April 6, 2020 Published Article

The Supreme Court recently ruled that the United States Congress lacked the power to override a state's immunity from copyright infringement claims under the Copyright Remedy Clarification Act ("CRCA"). For businesses, this means that in situations where a contract does not explicitly permit it, a state can infringe on copyright protections with virtually no statutory remedies. So what were the circumstances that drove the Supreme Court to rule this way? What exactly was the Supreme Court's Ruling? What remedies remain against a state?

WHAT HAPPENED?

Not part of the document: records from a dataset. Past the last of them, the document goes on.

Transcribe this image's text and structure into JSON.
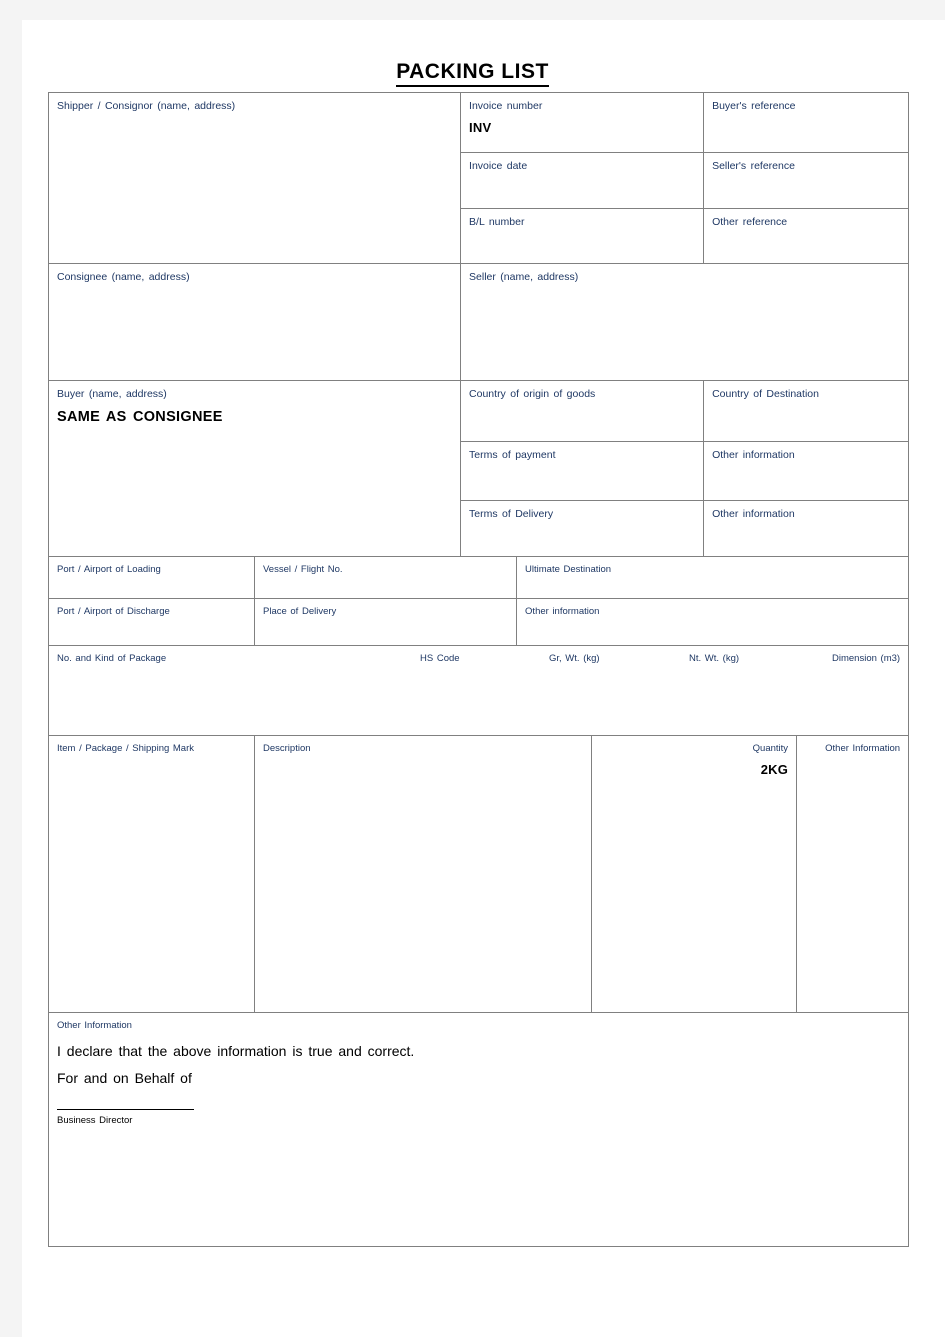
{
  "document": {
    "title": "PACKING LIST"
  },
  "parties": {
    "shipper_label": "Shipper / Consignor (name, address)",
    "shipper_value": "",
    "consignee_label": "Consignee (name, address)",
    "consignee_value": "",
    "seller_label": "Seller (name, address)",
    "seller_value": "",
    "buyer_label": "Buyer (name, address)",
    "buyer_value": "SAME AS CONSIGNEE"
  },
  "references": {
    "invoice_number_label": "Invoice number",
    "invoice_number_value": "INV",
    "buyers_reference_label": "Buyer's reference",
    "buyers_reference_value": "",
    "invoice_date_label": "Invoice date",
    "invoice_date_value": "",
    "sellers_reference_label": "Seller's reference",
    "sellers_reference_value": "",
    "bl_number_label": "B/L number",
    "bl_number_value": "",
    "other_reference_label": "Other reference",
    "other_reference_value": ""
  },
  "trade": {
    "country_of_origin_label": "Country of origin of goods",
    "country_of_origin_value": "",
    "country_of_destination_label": "Country of Destination",
    "country_of_destination_value": "",
    "terms_of_payment_label": "Terms of payment",
    "terms_of_payment_value": "",
    "other_information_1_label": "Other information",
    "other_information_1_value": "",
    "terms_of_delivery_label": "Terms of Delivery",
    "terms_of_delivery_value": "",
    "other_information_2_label": "Other information",
    "other_information_2_value": ""
  },
  "transport": {
    "port_of_loading_label": "Port / Airport of Loading",
    "port_of_loading_value": "",
    "vessel_flight_label": "Vessel / Flight No.",
    "vessel_flight_value": "",
    "ultimate_destination_label": "Ultimate Destination",
    "ultimate_destination_value": "",
    "port_of_discharge_label": "Port / Airport of Discharge",
    "port_of_discharge_value": "",
    "place_of_delivery_label": "Place of Delivery",
    "place_of_delivery_value": "",
    "other_information_label": "Other information",
    "other_information_value": ""
  },
  "package_summary": {
    "no_and_kind_label": "No. and Kind of Package",
    "hs_code_label": "HS Code",
    "gross_weight_label": "Gr, Wt. (kg)",
    "net_weight_label": "Nt. Wt. (kg)",
    "dimension_label": "Dimension (m3)",
    "no_and_kind_value": "",
    "hs_code_value": "",
    "gross_weight_value": "",
    "net_weight_value": "",
    "dimension_value": ""
  },
  "items_table": {
    "headers": {
      "item_package_mark": "Item / Package / Shipping Mark",
      "description": "Description",
      "quantity": "Quantity",
      "other_information": "Other Information"
    },
    "row": {
      "item_package_mark": "",
      "description": "",
      "quantity": "2KG",
      "other_information": ""
    }
  },
  "footer": {
    "other_information_label": "Other Information",
    "declaration_line_1": "I declare that the above information is true and correct.",
    "declaration_line_2": "For and on Behalf of",
    "signature_caption": "Business Director"
  },
  "colors": {
    "label_blue": "#1f3864",
    "border_gray": "#808080",
    "page_background": "#f4f4f4"
  }
}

The facts surrounding this case are fairly simple. In 1996, a marine salvage company discovered the shipwreck of Blackbeard's infamous ship, the Queen Anne's Revenge, which, under both federal and state law, belonged to North Carolina, where she was found. The salvage company then hired the plaintiff, Frederick Allen, a local videographer, to document the operation. Allen created videos and photos of the efforts for over a decade and secured copyright registration to the materials. Following this, North Carolina had published Allen's videos and photographs on their own website without his permission. While there was a settlement of the initial infringement, the State engaged in additional and subsequent acts of infringement.

WHAT DID THE SUPREME COURT RULE?

The Supreme Court's ruling was not completely unsurprising­.

First, to determine if Congress can validly abrogate state immunity, it must use clear, unequivocal language and a constitutional provision must allow for Congress to do so. While there was no argument as to the language used, it was previously established that the "Intellectual Property Clause" in Article I of the Constitution was an insufficient basis for Congress to remove a state’s immunity.

Second, while Section 5 of the Fourteenth Amendment can authorize Congress to strip States of their immunity, it was limited to situations where Congress effectively can show that the removal of immunity was appropriate and proportional to the actions the Congress is trying to prohibit. Essentially, Congress failed to show that state infringement of copyright was ever a wide-spread problem. As such, the removal of state immunity to curtail States from committing copyright infringement was overkill.

WHAT SHOULD A BUSINESS DO?

This does not mean that a State is absolutely immune from copyright or patent lawsuits, just that it is much harder to bring one. If you are engaged in intellectual property relationships with a State, you need to make sure that the State explicitly waives its sovereign immunity by confirming that your contract with the State is clear and unambiguous and provides you with a right to bring suit against the State. Alternatively, a State is not immune to arbitration clauses in contracts.

You can read the opinion here.